Lisa Fedoruk, PhD Student in Adult Learning

What do you, as a student, find most important about this type of exchange?

The importance of this type of exchange is composed of opportunities to experience first-hand contexts surrounding the environmental, political, social and emotional intricacies of a sojourn. As a student, this experience has allowed me to become part of and contribute to an international community of practice that enables ongoing networking, and sharing of ideas and co-constructed discourse across borders. Meeting and interacting with the members of the international doctoral forum as well as experiencing the physical environment of Beijing, has given me an additional perspective that has supported my reflective and reflexive practices as a student and novice researcher. Developing this partnership has also created vast opportunities for academic writing and publishing.

How do you think this program might influence your future work/career?

Involvement in this program has proven to be a unique experience as the University of Calgary is a newcomer in the partnership with BNU and QUT and is currently in its initial year of participation. Being a member of the International Doctoral Research Seminar has provided interest, credibility, direction, influence and adds context to potential areas of future work / career opportunities I hope to pursue in the future.

Avis Beek, EdD Candidate in Curriculum, Teaching and Learning.

What do you, as a student, find most important about this type of exchange?

This exchange experience was very important for me for two reasons.
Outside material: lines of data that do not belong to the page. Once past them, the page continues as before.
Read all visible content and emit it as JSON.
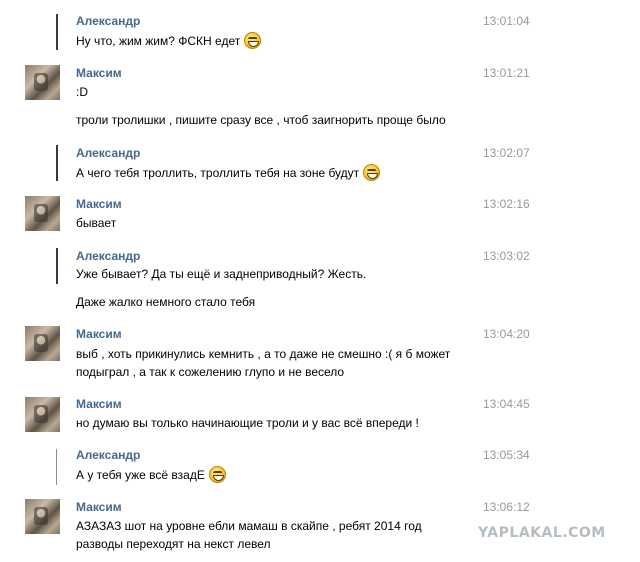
{
  "messages": [
    {
      "sender": "Александр",
      "time": "13:01:04",
      "lines": [
        "Ну что, жим жим? ФСКН едет"
      ],
      "emoji": "laughing-smiley-icon"
    },
    {
      "sender": "Максим",
      "time": "13:01:21",
      "lines": [
        ":D",
        "троли тролишки , пишите сразу все , чтоб заигнорить проще было"
      ]
    },
    {
      "sender": "Александр",
      "time": "13:02:07",
      "lines": [
        "А чего тебя троллить, троллить тебя на зоне будут"
      ],
      "emoji": "laughing-smiley-icon"
    },
    {
      "sender": "Максим",
      "time": "13:02:16",
      "lines": [
        "бывает"
      ]
    },
    {
      "sender": "Александр",
      "time": "13:03:02",
      "lines": [
        "Уже бывает? Да ты ещё и заднеприводный? Жесть.",
        "Даже жалко немного стало тебя"
      ]
    },
    {
      "sender": "Максим",
      "time": "13:04:20",
      "lines": [
        "выб , хоть прикинулись кемнить , а то даже не смешно :( я б может",
        "подыграл , а так к сожелению глупо и не весело"
      ]
    },
    {
      "sender": "Максим",
      "time": "13:04:45",
      "lines": [
        "но думаю вы только начинающие троли и у вас всё впереди !"
      ]
    },
    {
      "sender": "Александр",
      "time": "13:05:34",
      "lines": [
        "А у тебя уже всё взадЕ"
      ],
      "emoji": "laughing-smiley-icon"
    },
    {
      "sender": "Максим",
      "time": "13:06:12",
      "lines": [
        "АЗАЗАЗ шот на уровне ебли мамаш в скайпе , ребят 2014 год",
        "разводы переходят на некст левел"
      ]
    }
  ],
  "watermark": "YAPLAKAL.COM"
}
I live in Prague in the Czech Republic and am a distance student who studies online, generally asynchronously. I am a member of the wonderful EdD Integral Theory cohort and really value our supportive online community that we have created. However, this seminar was a wonderful opportunity to meet face-to-face and connect with real live people! I very much enjoyed talking with other doctoral students and professors about my and their work, comparing our experiences and extending our network of support. The exchange was also important for me as my research focuses on intercultural experiences of high school students. The seminar was an opportunity to turn the lens of myself in an intercultural setting. This has not only led to reflective introspection but has enriched my understanding of the experience of the participants in my own research.

How do you think this program might influence your future work/career?
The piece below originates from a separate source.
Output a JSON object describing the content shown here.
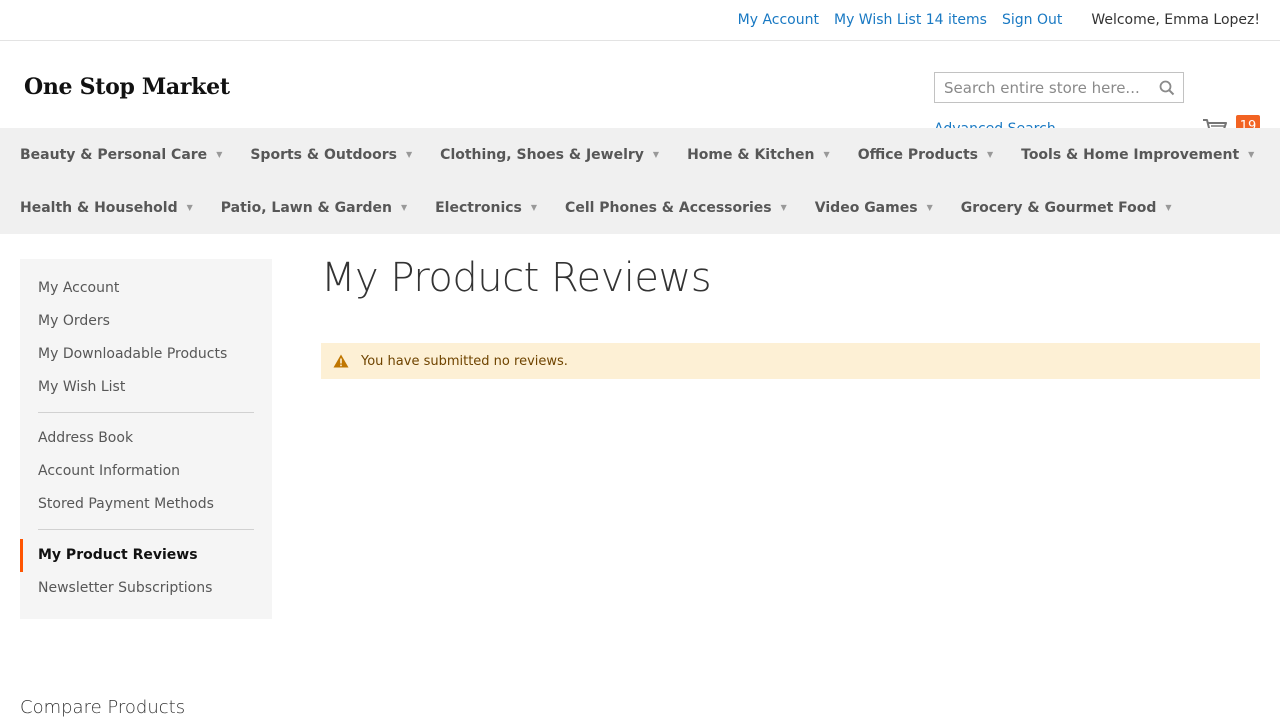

I feel that meeting scholars from the three universities opened my eyes to continued opportunities for international collaboration among scholars. Additionally, the affordances and challenges of working and researching across cultures was a theme we spoke of in the seminar that definitely will be relevant as I continue my career in international education.

Xiang Li, PhD candidate in Curriculum, Teaching, and Learning

What do you, as a student, find most important about this type of exchange?

What is most important for me is that the exchange program allows me to problematize what I used to take for granted. For example, why are we using English only even in a non English speaking country? The exchange may also provide the opportunity to let the once silenced voice be heard.

How do you think this program might influence your future work/career?

I am currently working with new immigrants, and this program has opened possibilities for me to see from their perspectives and to take into consideration their concerns. It has also raised awareness regarding cultural difference, which I will pay more attention to in my work.